Start of Provided information
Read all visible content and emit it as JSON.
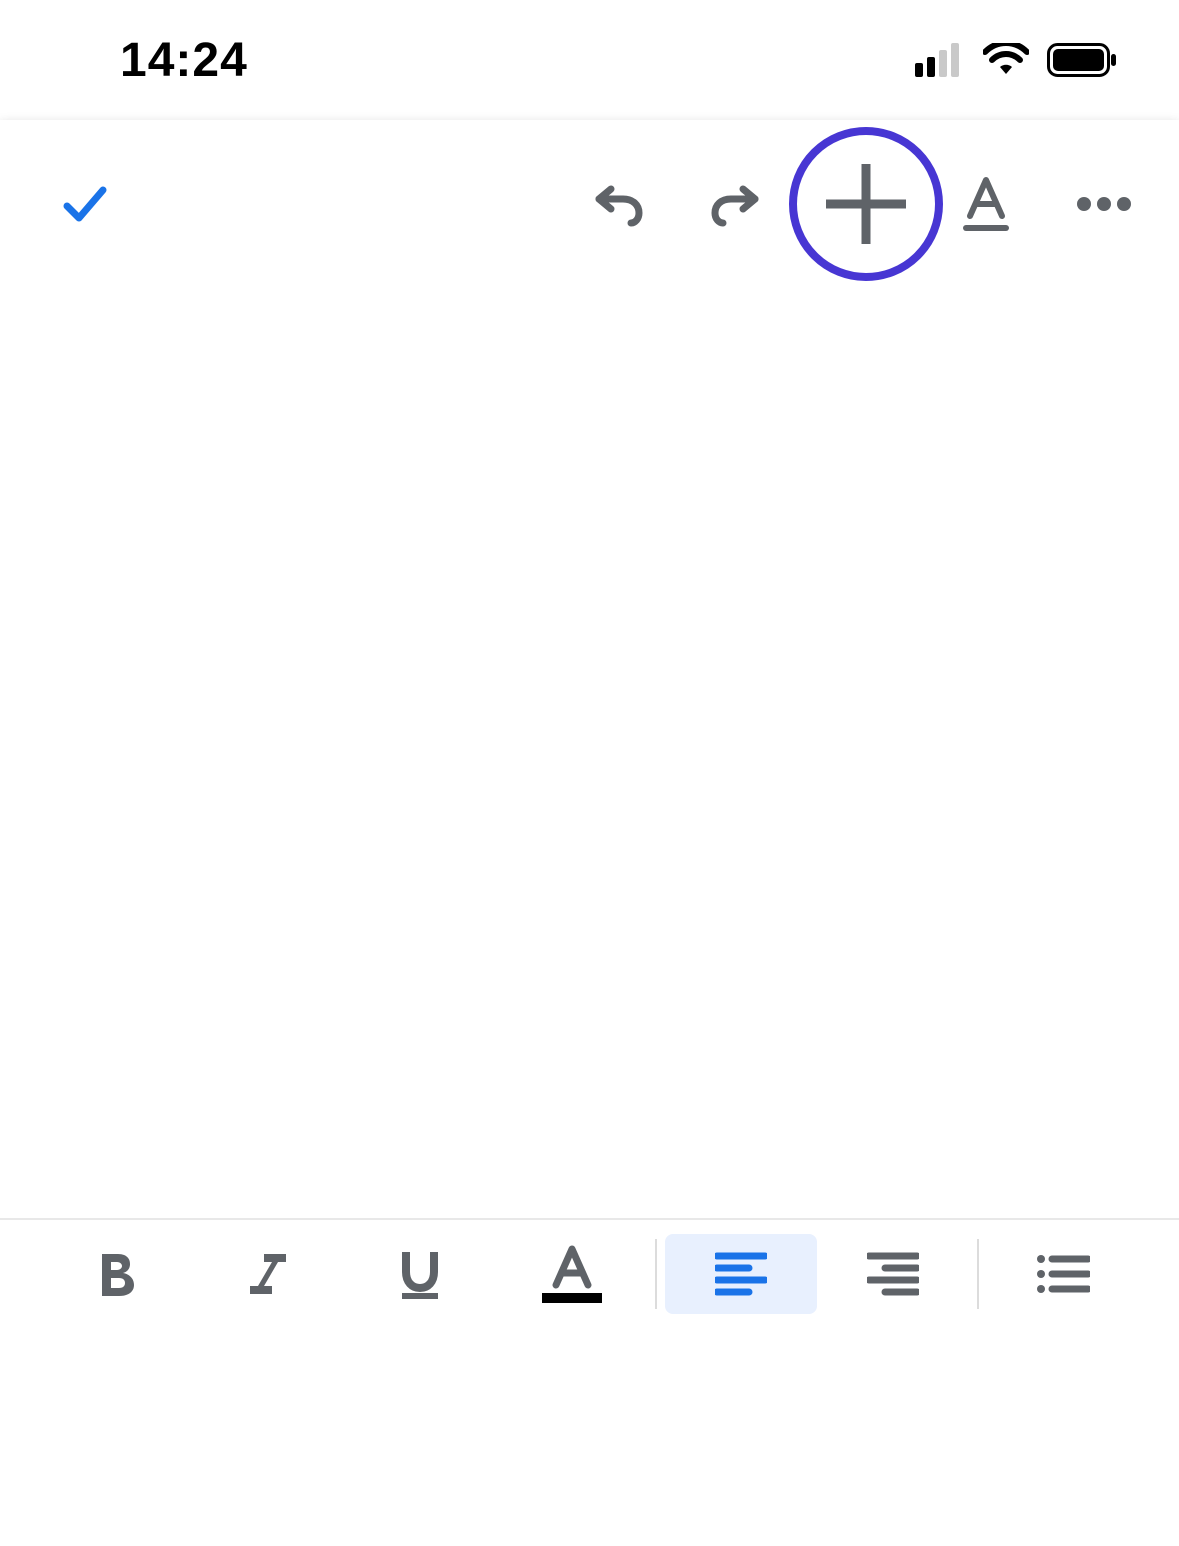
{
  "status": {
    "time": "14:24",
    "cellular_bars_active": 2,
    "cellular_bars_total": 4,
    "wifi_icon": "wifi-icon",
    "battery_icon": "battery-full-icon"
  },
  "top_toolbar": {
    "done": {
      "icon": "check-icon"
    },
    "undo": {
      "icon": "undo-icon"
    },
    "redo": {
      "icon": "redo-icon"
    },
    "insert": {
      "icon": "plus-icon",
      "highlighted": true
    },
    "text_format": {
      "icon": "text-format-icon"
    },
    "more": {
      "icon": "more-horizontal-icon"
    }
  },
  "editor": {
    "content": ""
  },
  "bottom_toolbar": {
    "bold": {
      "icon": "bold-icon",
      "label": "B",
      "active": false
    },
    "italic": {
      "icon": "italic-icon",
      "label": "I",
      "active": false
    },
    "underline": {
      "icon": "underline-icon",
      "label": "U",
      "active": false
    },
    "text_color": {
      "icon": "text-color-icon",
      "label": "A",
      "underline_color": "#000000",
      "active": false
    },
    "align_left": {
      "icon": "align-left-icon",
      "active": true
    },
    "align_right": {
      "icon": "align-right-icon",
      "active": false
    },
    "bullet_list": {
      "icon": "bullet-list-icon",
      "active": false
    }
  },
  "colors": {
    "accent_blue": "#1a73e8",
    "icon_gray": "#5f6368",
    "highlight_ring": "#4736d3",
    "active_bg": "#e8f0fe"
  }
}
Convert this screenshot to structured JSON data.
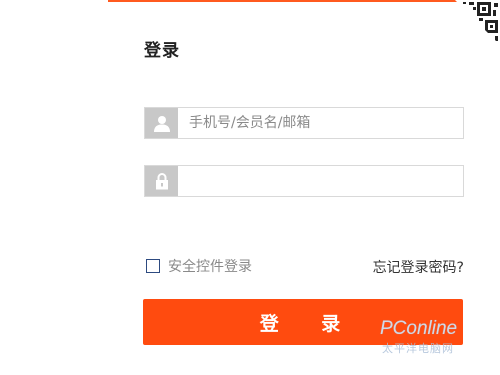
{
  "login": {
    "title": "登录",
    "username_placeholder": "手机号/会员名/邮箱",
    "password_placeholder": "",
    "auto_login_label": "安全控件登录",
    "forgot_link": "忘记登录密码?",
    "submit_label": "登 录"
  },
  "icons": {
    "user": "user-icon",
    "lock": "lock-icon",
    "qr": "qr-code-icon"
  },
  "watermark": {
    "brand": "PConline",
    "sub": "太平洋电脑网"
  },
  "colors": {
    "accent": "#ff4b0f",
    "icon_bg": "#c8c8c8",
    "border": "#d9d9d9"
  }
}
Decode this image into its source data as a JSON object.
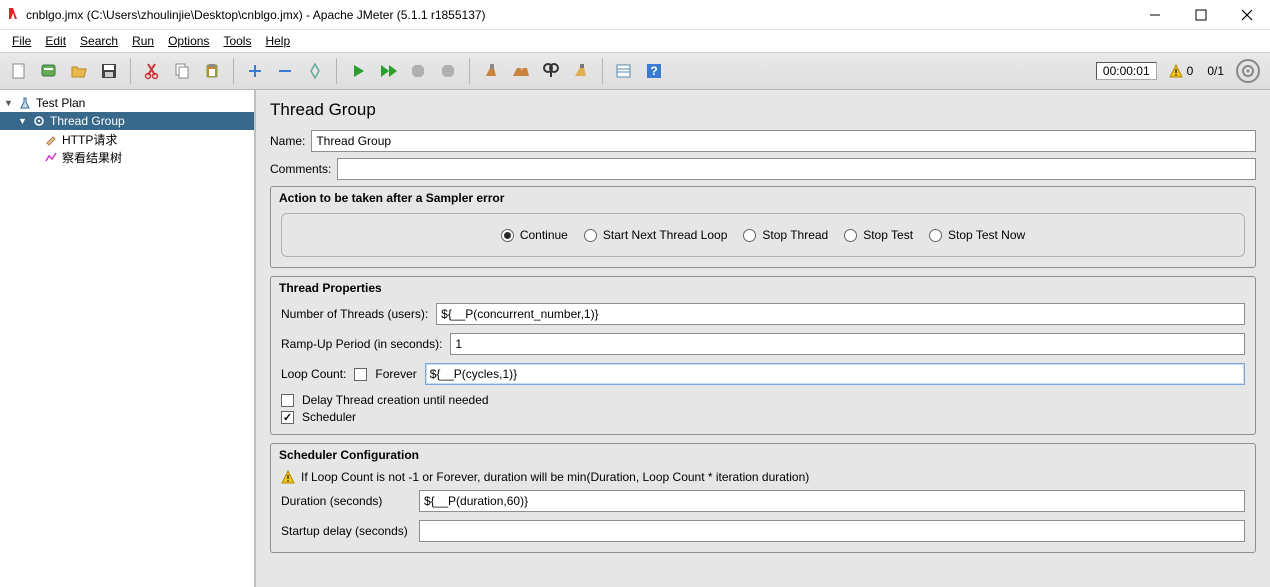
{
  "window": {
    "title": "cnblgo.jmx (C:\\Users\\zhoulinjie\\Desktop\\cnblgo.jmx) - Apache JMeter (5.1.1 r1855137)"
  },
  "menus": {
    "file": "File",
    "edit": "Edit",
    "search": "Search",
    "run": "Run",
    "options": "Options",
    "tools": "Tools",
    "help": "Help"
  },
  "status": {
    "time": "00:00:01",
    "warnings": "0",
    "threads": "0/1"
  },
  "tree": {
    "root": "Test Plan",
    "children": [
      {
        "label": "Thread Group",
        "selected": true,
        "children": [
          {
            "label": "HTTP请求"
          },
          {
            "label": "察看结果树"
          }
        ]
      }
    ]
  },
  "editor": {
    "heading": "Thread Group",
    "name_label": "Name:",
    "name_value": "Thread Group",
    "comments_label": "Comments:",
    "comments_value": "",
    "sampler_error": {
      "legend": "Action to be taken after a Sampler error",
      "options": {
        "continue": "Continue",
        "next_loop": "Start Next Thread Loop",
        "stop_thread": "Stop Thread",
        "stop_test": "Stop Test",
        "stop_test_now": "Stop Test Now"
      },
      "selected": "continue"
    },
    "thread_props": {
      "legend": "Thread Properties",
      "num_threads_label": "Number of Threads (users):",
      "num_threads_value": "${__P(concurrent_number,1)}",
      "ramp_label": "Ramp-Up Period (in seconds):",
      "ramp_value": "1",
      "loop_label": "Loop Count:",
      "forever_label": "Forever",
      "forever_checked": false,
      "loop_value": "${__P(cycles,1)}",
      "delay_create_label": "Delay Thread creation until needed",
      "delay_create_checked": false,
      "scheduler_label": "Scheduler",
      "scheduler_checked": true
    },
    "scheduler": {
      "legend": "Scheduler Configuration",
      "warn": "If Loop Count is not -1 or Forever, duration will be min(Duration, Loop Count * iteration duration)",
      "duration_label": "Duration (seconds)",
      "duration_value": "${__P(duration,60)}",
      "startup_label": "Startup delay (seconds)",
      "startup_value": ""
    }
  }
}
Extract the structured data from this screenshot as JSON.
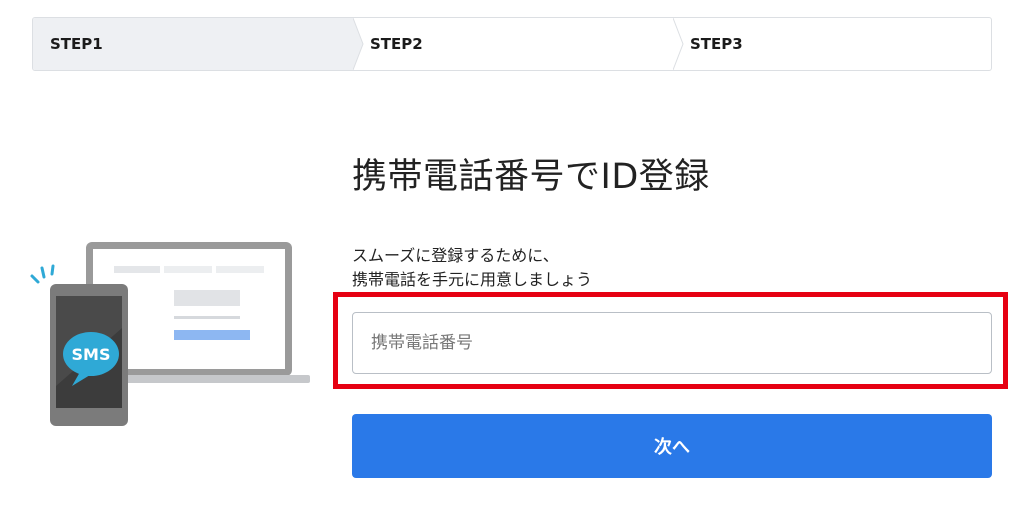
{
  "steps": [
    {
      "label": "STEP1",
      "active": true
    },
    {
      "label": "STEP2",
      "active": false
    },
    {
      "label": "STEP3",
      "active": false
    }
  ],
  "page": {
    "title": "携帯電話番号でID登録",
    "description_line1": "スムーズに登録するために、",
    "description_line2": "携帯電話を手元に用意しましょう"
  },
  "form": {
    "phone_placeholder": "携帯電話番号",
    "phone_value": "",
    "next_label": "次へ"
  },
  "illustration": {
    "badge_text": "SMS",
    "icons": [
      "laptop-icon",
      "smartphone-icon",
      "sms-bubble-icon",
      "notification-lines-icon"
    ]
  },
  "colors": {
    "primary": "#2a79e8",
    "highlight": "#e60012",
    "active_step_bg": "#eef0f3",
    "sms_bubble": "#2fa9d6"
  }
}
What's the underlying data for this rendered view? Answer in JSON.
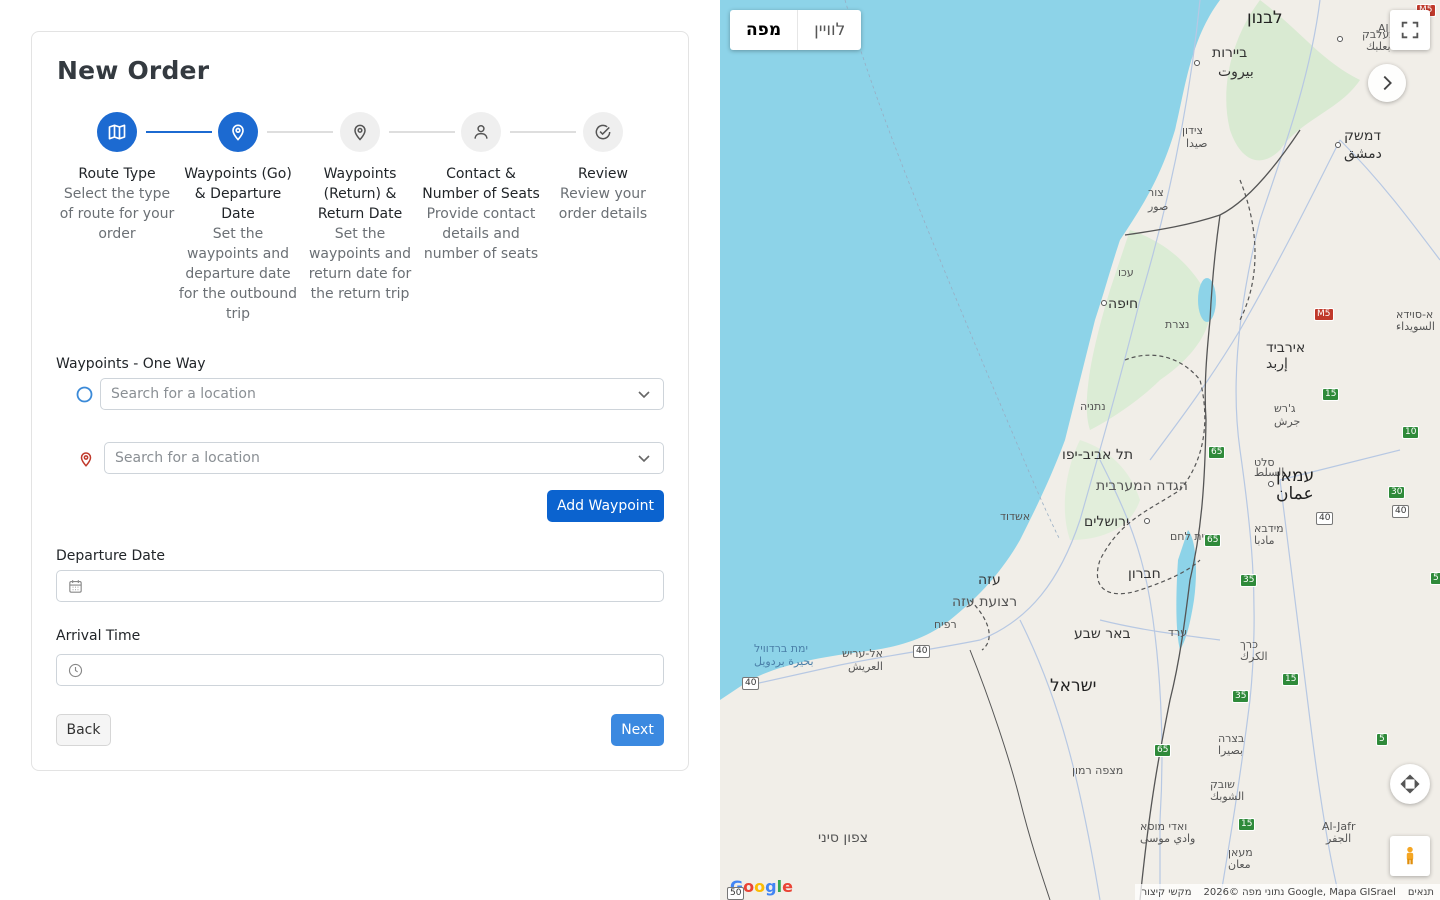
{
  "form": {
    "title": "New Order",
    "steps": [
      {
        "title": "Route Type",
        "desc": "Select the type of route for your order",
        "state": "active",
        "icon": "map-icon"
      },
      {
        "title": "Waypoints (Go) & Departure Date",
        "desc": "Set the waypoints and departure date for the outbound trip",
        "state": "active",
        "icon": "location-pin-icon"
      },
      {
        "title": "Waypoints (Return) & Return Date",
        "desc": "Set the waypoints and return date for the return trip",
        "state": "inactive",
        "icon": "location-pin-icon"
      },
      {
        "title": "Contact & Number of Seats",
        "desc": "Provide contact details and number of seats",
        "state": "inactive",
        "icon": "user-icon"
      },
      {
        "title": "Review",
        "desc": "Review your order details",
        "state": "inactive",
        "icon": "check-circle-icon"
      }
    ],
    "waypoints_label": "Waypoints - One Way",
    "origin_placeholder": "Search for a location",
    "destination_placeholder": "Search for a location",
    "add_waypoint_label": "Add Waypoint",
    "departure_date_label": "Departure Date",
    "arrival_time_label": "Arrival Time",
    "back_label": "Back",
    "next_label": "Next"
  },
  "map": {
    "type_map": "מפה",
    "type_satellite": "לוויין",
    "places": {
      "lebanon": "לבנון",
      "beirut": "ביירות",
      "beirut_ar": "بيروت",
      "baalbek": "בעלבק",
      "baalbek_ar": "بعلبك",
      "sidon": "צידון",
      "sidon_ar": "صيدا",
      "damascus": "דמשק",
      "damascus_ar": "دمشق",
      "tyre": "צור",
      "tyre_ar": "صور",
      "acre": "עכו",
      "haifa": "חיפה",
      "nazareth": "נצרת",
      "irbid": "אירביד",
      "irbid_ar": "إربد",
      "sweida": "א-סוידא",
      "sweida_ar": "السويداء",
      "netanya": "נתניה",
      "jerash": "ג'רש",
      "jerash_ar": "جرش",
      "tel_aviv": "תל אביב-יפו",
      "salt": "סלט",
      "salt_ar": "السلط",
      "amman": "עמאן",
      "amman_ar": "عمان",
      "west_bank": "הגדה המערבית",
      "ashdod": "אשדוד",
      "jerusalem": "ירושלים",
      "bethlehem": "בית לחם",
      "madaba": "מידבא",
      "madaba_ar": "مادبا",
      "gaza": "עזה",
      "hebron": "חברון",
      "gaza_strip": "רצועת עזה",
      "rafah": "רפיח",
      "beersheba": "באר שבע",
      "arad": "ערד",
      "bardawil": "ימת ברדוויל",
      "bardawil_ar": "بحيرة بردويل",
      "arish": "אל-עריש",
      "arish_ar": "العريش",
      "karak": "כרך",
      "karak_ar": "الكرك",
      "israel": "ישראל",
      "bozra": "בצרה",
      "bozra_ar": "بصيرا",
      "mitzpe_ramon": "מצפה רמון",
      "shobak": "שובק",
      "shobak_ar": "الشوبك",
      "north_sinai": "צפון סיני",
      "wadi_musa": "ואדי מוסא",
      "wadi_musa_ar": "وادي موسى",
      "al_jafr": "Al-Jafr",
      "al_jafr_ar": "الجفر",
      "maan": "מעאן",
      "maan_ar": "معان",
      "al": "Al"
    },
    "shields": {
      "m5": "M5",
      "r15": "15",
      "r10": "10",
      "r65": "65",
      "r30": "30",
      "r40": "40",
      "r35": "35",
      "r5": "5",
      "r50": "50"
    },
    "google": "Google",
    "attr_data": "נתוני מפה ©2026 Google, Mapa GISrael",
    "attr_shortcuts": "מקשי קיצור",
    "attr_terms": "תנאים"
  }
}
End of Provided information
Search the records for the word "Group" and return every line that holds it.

        "label": "Thread Group",
    "heading": "Thread Group",
    "name_value": "Thread Group",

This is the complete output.